Digital slide and virtual microscope based graduate and postgraduate education program: 3 year experience

Diagnostic Pathology20105(Suppl 1):S3

DOI: 10.1186/1746-1596-5-S1-S3

Published: 09 April 2010

Background

In the last years we have vitnessed that after the initial enthusiasm for digital microscopy some serious constraints revealed mainly related to information technology, rather than the diagnostic accuracy, such as the issue of proper and cheap storage capacity, slow processors, low resolution monitors. Although these problems have been more or less resolved by now, the real revolution of digital slides are still waited for. Their use is still limited to research, education and as a paradox: quality control. The question arises: why should we use digital slides in education. Using digital slides – is it just a goal or there is more than this?

Methods and results

After succesful pilot studies with digital microscopes, 3 years ago, we decided to replace all optical microscopes with computers. We set up a lab with 40 commercially available PCs and two servers (both internal and external access). The lab served more than 1000 hours. Student feedback showed both weak and strong points of the system. The real drawback was the speed when simultaniously connecting servers and PCs from a remote to build up teleconsultation settings.

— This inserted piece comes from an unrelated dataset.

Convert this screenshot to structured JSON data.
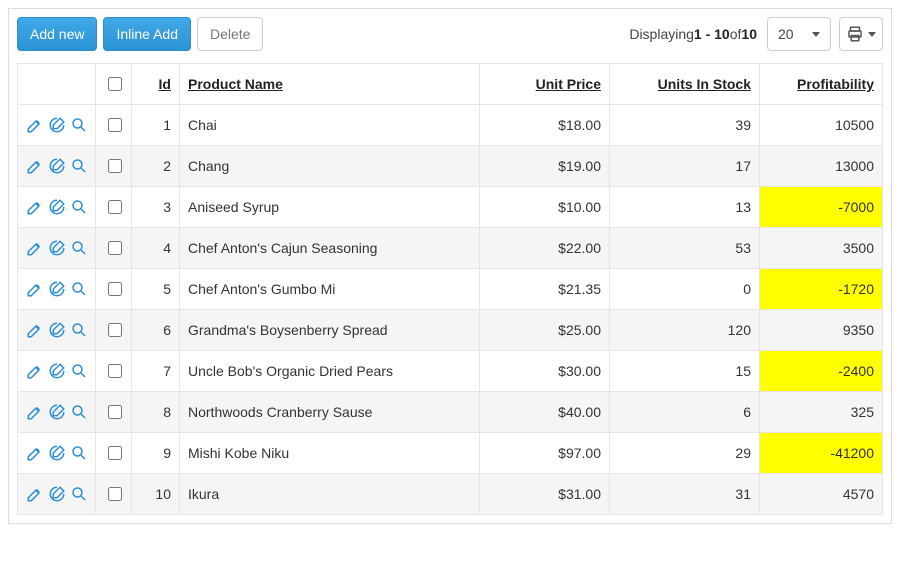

Reducing the file size using bigger compression level and modifying the tile size of the original scanned fields according to the resolution of the monitors have solved this problem. Uploading the slides to a public server was very popular. During exam periods there were over 100.000 page loads/month (by the average 350 students/semester!).

Conclusions

We all know that once higher education is costly the students demands the same circumstances. During the semesters and for the exams too. It could only be reached by using standardized material compiled with digital slides. Using digital slides in education has another important impact on digital slides in routine pathology. We think, when the students’ first impression of histopathology is related to digital slides, later the residents will be looking for it and will use it securely with confidence promoting the acceptance of this technique!

Authors’ Affiliations

(1)
1st. Dept. of Pathology and Experimental Cancer Research, Semmelweis University

Copyright

© Fónyad 2010

This article is published under license to BioMed Central Ltd.

Advertisement